NOAA Greenlights Gray Whale Hunt for Makah Tribe

Gray whale
Photo from Flickr by Sam Beebe

Washington, DC—The Animal Welfare Institute (AWI) is disappointed with yesterday’s decision by federal regulators to issue a waiver of the Marine Mammal Protection Act (MMPA) to the Makah Tribe of Washington state to hunt whales over the next decade. AWI has great respect for the cultural traditions of the Makah Tribe, but does not support killing gray whales as necessary to maintaining and promoting such traditions.

In granting the Makah whale hunt, the National Oceanic and Atmospheric Administration (NOAA) issued a waiver under the MMPA, which, since 1972, has prohibited the harassment, hunting, capturing, or killing of any marine mammal without authorization from the US government.

Eastern North Pacific (ENP) gray whales have been dramatically affected by climate change and ocean warming, with their population nearly cut in half from 2016 to 2023. Gray whales also face a variety of threats throughout their migratory route, including ship strikes, bycatch, ocean noise, and pollution.

“Allowing any hunt of gray whales in US waters, despite evidence of significant climate change impacts to the Arctic and, consequently, gray whale feeding patterns, is reckless and myopic,” said DJ Schubert, senior wildlife biologist for AWI’s Marine Wildlife Program. “The ecological disruptions in the Arctic linked to ocean warming are only getting worse, and the gray whale and other species will suffer the consequences.”

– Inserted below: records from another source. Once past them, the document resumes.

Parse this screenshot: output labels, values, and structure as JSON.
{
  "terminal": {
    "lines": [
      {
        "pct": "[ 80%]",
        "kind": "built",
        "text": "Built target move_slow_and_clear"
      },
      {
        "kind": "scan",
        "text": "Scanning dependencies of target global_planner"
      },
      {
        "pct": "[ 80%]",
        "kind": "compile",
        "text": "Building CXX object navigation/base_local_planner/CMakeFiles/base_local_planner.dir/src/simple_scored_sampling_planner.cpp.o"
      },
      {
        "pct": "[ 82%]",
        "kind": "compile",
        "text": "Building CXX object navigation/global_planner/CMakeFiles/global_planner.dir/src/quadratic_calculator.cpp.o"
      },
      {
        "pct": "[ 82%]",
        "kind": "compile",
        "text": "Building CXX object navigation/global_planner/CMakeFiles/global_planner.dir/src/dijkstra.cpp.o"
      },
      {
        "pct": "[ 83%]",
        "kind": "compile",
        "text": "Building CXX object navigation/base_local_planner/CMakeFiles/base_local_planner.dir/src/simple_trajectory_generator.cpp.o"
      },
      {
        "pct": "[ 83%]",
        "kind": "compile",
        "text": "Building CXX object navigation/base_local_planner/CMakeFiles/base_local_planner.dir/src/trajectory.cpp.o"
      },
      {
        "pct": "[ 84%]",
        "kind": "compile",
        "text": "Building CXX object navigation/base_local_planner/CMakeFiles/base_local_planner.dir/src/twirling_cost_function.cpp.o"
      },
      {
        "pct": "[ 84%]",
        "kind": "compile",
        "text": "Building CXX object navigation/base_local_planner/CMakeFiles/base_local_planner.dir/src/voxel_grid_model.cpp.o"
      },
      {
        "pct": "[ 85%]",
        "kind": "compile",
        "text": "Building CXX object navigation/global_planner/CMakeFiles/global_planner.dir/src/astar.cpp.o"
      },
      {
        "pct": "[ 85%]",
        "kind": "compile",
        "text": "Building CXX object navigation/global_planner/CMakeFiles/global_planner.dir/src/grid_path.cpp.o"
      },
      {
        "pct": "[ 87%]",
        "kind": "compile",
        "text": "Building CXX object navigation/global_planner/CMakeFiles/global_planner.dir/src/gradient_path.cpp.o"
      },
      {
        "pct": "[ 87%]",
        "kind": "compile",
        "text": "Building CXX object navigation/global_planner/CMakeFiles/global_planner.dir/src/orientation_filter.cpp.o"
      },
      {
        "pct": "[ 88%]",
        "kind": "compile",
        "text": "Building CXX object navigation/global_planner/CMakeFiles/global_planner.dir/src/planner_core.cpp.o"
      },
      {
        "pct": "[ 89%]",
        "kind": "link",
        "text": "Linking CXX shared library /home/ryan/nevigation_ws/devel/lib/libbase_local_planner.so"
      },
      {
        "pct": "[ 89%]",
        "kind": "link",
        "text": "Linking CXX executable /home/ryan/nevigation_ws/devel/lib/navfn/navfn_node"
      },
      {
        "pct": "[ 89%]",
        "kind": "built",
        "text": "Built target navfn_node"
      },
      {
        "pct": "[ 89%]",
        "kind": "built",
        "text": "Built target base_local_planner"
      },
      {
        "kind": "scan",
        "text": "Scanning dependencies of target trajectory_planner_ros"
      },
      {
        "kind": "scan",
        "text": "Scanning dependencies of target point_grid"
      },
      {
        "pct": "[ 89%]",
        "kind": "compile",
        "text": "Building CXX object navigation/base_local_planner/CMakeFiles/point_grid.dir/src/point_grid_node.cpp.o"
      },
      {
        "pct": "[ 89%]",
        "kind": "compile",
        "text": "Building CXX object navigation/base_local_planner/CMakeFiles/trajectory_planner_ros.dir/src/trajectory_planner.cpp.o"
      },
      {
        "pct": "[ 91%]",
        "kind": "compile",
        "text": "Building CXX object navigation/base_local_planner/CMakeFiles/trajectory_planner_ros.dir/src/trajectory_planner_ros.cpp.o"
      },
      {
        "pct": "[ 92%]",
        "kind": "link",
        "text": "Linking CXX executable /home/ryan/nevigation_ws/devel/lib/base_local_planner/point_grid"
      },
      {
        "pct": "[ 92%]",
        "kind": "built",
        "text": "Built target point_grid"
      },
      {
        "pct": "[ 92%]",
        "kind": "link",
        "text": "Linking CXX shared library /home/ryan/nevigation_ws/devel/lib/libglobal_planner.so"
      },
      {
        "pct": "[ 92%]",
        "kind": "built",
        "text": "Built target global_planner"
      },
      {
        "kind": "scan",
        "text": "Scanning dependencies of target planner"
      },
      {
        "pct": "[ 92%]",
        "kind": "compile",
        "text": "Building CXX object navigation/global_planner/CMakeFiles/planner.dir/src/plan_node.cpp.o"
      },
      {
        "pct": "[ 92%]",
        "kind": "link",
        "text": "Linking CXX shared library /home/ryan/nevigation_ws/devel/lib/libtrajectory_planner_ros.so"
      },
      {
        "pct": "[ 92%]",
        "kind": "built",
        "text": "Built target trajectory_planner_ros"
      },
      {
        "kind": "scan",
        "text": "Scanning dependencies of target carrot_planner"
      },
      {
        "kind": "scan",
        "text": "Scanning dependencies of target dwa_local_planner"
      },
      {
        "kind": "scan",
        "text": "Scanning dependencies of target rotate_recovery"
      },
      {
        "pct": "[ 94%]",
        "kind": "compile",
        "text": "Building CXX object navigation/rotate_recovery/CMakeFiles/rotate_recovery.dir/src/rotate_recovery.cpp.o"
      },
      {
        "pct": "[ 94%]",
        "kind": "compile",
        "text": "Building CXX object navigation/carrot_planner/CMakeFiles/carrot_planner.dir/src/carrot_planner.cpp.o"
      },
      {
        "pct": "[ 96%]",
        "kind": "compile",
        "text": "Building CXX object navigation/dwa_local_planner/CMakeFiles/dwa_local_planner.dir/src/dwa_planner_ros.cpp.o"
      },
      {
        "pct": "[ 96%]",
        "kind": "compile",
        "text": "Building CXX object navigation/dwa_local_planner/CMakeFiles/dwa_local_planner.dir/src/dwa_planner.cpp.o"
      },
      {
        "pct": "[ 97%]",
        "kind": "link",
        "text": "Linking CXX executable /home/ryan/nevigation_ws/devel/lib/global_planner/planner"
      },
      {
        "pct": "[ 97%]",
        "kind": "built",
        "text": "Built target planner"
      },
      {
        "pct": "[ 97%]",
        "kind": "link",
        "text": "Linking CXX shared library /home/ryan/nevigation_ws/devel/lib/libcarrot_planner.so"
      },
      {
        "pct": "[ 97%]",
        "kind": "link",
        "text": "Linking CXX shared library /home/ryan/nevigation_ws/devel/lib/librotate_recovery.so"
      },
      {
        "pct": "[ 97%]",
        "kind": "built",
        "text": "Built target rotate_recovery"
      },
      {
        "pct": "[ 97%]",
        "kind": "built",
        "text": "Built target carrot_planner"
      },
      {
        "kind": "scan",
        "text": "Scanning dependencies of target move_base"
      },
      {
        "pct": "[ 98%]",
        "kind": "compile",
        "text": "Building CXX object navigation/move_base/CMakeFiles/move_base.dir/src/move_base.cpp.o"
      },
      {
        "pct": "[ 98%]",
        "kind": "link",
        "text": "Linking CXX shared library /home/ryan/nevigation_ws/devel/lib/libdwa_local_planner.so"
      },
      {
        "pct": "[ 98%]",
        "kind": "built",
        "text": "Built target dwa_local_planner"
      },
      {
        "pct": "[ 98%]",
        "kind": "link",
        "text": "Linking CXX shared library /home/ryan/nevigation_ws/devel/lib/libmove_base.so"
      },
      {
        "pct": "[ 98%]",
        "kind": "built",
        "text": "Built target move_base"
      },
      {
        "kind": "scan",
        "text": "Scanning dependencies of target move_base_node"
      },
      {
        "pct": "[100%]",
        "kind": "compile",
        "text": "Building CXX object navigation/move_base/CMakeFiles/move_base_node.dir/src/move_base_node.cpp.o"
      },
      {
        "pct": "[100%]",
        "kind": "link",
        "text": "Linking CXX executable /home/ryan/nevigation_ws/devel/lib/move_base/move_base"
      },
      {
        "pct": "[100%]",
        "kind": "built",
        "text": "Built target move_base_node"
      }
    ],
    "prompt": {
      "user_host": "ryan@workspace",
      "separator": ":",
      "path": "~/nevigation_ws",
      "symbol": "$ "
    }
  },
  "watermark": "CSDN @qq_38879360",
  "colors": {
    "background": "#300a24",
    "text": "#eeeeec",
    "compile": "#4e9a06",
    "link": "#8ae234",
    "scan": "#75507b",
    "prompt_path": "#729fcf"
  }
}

Although estimates released in March suggest that the ENP population may be rebounding, the purported increase from 14,526 in 2023 to 19,260 in 2024 seems biologically implausible. In March 2023, NOAA announced the end of the gray whale “unusual mortality event,” which saw the ENP population decline by 46% from nearly 27,000 whales in 2016 to 14,450 in 2023. According to a study published this year, this decrease was attributed to the decline in gray whale prey in their Arctic feeding areas, causing them to starve. The best available evidence on gray whale calf production this year suggests that calf production continues to be at historically low levels. Gray whale strandings have continued this year in Mexico (19), the United States (at least 15), and Canada (at least one). Moreover, given the dramatic changes in Arctic ecology due to climate change, the future trend in gray whale numbers is uncertain.

AWI remains concerned that NOAA’s decision will fail to sufficiently protect the Pacific Coast Feeding Group (PCFG) or Western North Pacific (WNP) gray whales, which can be found in the same waters as the ENP gray whales. Between 2016 and 2022, PCFG gray whales declined by 21%, from 256 to 202. Despite compelling scientific evidence, the federal government has thus far failed to designate these whales as a distinct management unit, an action that would trigger additional protections. While WNP gray whales are listed as “endangered” under the Endangered Species Act, their current status is unknown; no new population numbers have been published since 2015, when they were estimated at just 290 whales. Yet it will be virtually impossible for the Makah to distinguish between ENP, PCFG, and WNP gray whales while hunting them, making the government’s decision to issue a waiver all the more misguided.

Before the Makah can hunt gray whales, NOAA will require that the tribe meet certain conditions, such as using hunting methods that comply with the humane standards under the MMPA. AWI believes that the proposed hunt will not be able to meet these robust standards and will result in unconscionable suffering, and remains hopeful that this event will not move forward.

Media Contact Information

Marjorie Fishman, Animal Welfare Institute
[email protected], (202) 446-2128

The Animal Welfare Institute ( is a nonprofit charitable organization founded in 1951 and dedicated to reducing animal suffering caused by people. AWI engages policymakers, scientists, industry, and the public to achieve better treatment of animals everywhere—in the laboratory, on the farm, in commerce, at home, and in the wild. Follow us on Facebook, X (formerly Twitter), and Instagram for updates and other important animal protection news.